ST. PAUL, Minn. - A convicted felon will spend the remainder of his life behind bars after being found guilty Friday in the murder of a law clerk.
Ryan David Petersen was convicted of premeditated murder in the first degree, murder in the second degree and possession of a firearm by an ineligible person in connection with the shooting death of 23-year-old Chase Passauer in the Cathedral Hill neighborhood of St. Paul.
Passauer was working at Northstar Criminal Defense on April 7, 2016 when Petersen walked in to the office and opened fire.
During the trial Petersen admitted:
- He is a convicted felon, ineligible to possess firearms for life
- He fired (a) handgun eight times, striking the victim each time.
- He sent a text, stating he had killed his lawyer.
- He disposed of the firearm in a northern Wisconsin lake.
Judge William Leary sentenced the defendant to life in prison without the possibility of parole.
“We are very pleased with the judge’s ruling against the defendant who so brutally took the life of a promising young man,” said Ramsey County Attorney John Choi. “I want to thank the prosecution team as well as the St. Paul Police investigators for their hard work to bring justice to the victim’s family, friends and our community.

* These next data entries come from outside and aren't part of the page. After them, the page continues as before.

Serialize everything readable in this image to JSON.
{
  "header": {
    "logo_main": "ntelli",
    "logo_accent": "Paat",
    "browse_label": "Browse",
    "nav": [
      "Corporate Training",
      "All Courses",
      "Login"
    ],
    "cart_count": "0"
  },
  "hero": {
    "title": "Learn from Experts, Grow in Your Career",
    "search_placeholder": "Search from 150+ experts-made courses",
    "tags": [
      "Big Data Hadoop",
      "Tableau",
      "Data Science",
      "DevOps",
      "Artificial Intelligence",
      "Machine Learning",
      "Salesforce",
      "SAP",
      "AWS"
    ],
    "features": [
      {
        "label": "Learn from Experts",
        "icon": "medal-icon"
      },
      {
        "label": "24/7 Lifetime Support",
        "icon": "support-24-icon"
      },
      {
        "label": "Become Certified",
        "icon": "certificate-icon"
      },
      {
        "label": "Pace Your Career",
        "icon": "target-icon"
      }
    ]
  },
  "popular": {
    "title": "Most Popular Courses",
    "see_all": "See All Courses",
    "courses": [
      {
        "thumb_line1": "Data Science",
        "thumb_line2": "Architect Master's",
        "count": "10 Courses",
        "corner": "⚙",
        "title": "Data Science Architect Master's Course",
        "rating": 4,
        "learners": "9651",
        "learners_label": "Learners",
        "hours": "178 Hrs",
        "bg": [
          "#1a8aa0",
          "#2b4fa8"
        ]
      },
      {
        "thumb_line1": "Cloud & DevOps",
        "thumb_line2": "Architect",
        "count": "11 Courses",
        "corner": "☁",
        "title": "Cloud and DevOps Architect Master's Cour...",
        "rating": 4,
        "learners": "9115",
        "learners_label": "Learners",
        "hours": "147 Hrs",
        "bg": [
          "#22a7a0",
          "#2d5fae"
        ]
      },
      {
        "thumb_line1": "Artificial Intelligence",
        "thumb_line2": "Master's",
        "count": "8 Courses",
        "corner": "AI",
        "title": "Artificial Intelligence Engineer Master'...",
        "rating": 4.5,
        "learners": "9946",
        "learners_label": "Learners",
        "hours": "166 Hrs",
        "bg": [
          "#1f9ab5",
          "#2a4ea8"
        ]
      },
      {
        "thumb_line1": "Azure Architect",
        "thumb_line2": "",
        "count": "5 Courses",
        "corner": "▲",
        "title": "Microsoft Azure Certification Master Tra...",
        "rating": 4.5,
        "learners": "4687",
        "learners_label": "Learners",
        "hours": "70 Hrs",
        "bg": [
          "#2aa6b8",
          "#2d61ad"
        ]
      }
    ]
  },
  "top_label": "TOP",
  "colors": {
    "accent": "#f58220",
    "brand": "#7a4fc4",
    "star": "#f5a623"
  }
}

Passauer’s family and friends stepped forward in court to a deliver victim impact statements. Outside the courtroom three of Chase's friends and fellow baseball umpires spoke of a statement Petersen made about wishing he could change what happened, and how it rang hollow. "It's not gonna change getting Chase back," lamented Russ Lundquist. "It's over with, it's done and he has however many years the lord lets him have on this earth to deal with it on his own. And that's alright with us."

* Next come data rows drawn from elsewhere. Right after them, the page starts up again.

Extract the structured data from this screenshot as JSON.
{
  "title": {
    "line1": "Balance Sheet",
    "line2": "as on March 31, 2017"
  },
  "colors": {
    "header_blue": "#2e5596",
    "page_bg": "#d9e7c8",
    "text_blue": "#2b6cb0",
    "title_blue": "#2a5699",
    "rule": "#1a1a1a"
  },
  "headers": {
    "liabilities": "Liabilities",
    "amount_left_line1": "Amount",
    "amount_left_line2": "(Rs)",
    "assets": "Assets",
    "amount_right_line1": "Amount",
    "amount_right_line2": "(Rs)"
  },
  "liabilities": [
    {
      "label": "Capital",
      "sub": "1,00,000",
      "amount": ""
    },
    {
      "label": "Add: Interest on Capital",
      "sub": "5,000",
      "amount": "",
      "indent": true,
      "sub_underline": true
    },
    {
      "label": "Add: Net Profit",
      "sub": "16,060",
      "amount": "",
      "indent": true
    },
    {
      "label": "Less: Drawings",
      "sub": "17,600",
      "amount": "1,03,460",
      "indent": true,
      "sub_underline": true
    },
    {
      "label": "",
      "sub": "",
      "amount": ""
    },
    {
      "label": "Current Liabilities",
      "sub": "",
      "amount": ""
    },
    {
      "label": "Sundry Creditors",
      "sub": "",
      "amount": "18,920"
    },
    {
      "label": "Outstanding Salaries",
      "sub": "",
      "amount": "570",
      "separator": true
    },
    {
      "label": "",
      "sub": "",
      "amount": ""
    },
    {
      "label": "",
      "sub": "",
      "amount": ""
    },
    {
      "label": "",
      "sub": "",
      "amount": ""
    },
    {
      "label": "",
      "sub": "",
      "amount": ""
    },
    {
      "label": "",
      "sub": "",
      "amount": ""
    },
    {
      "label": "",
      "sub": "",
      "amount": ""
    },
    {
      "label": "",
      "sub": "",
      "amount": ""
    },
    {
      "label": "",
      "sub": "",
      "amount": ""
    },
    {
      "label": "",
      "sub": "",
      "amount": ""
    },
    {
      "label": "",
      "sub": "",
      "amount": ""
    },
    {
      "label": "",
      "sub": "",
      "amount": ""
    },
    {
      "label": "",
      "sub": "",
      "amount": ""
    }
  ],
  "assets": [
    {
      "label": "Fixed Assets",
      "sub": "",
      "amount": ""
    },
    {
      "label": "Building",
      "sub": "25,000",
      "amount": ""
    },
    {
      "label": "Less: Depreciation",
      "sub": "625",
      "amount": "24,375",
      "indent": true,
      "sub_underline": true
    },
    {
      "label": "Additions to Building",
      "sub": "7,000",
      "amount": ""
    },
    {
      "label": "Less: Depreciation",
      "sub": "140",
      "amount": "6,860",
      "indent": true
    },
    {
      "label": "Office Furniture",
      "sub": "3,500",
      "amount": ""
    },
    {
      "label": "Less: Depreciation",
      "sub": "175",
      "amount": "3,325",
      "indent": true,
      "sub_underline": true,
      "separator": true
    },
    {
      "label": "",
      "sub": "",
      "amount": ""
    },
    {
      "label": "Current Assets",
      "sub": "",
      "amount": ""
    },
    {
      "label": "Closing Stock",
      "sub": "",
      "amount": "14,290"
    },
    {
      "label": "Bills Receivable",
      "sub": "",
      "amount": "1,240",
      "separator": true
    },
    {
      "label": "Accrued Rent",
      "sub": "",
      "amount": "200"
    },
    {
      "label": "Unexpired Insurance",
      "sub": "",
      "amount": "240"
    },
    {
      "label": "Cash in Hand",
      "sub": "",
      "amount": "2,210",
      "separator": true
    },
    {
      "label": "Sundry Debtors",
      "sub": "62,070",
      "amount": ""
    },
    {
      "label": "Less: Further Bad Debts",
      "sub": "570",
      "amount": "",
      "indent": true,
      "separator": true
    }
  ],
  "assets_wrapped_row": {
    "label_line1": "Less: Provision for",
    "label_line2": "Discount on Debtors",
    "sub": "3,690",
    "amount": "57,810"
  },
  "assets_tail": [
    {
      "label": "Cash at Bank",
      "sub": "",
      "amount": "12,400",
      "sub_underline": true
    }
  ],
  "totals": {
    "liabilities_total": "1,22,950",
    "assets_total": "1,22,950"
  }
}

"He has no place in this society," insisted Mike Bohlken. "Not having to deal with him again is what we need around here."

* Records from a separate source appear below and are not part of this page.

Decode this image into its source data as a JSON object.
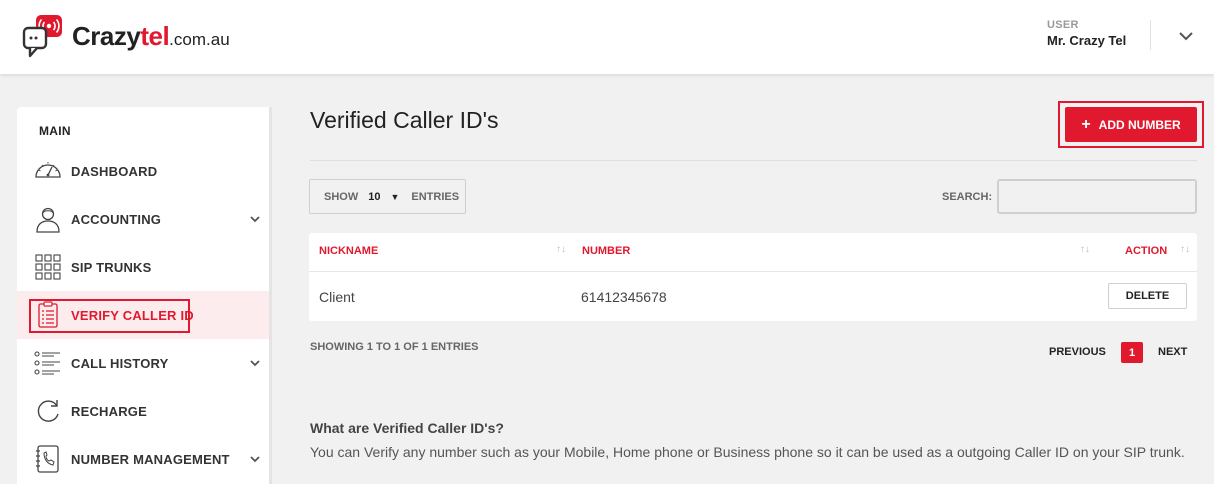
{
  "brand": {
    "name_part1": "Crazy",
    "name_part2": "tel",
    "domain": ".com.au",
    "accent": "#e0192e"
  },
  "user": {
    "label": "USER",
    "name": "Mr. Crazy Tel",
    "menu_icon": "chevron-down-icon"
  },
  "sidebar": {
    "section": "MAIN",
    "items": [
      {
        "label": "DASHBOARD",
        "icon": "speedometer-icon",
        "has_children": false,
        "active": false
      },
      {
        "label": "ACCOUNTING",
        "icon": "user-icon",
        "has_children": true,
        "active": false
      },
      {
        "label": "SIP TRUNKS",
        "icon": "grid-icon",
        "has_children": false,
        "active": false
      },
      {
        "label": "VERIFY CALLER ID",
        "icon": "clipboard-icon",
        "has_children": false,
        "active": true
      },
      {
        "label": "CALL HISTORY",
        "icon": "list-icon",
        "has_children": true,
        "active": false
      },
      {
        "label": "RECHARGE",
        "icon": "refresh-icon",
        "has_children": false,
        "active": false
      },
      {
        "label": "NUMBER MANAGEMENT",
        "icon": "phone-book-icon",
        "has_children": true,
        "active": false
      }
    ]
  },
  "main": {
    "title": "Verified Caller ID's",
    "add_button": "ADD NUMBER",
    "length": {
      "show": "SHOW",
      "value": "10",
      "entries": "ENTRIES"
    },
    "search": {
      "label": "SEARCH:",
      "value": "",
      "placeholder": ""
    },
    "table": {
      "columns": [
        "NICKNAME",
        "NUMBER",
        "ACTION"
      ],
      "rows": [
        {
          "nickname": "Client",
          "number": "61412345678",
          "action": "DELETE"
        }
      ]
    },
    "showing": "SHOWING 1 TO 1 OF 1 ENTRIES",
    "pagination": {
      "previous": "PREVIOUS",
      "current": "1",
      "next": "NEXT"
    },
    "info": {
      "heading": "What are Verified Caller ID's?",
      "body": "You can Verify any number such as your Mobile, Home phone or Business phone so it can be used as a outgoing Caller ID on your SIP trunk."
    }
  }
}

All three men wore patches on their shirts with a home plate, Passauer's initials (CH) and his umpiring number, 34. While all three men spoke in anger about what Petersen did to their friend, the overriding emotion was a numbing sense of loss. "He'll never be back, that's the hardest thing," mourned Joe Derezinski. "it's an empty feeling."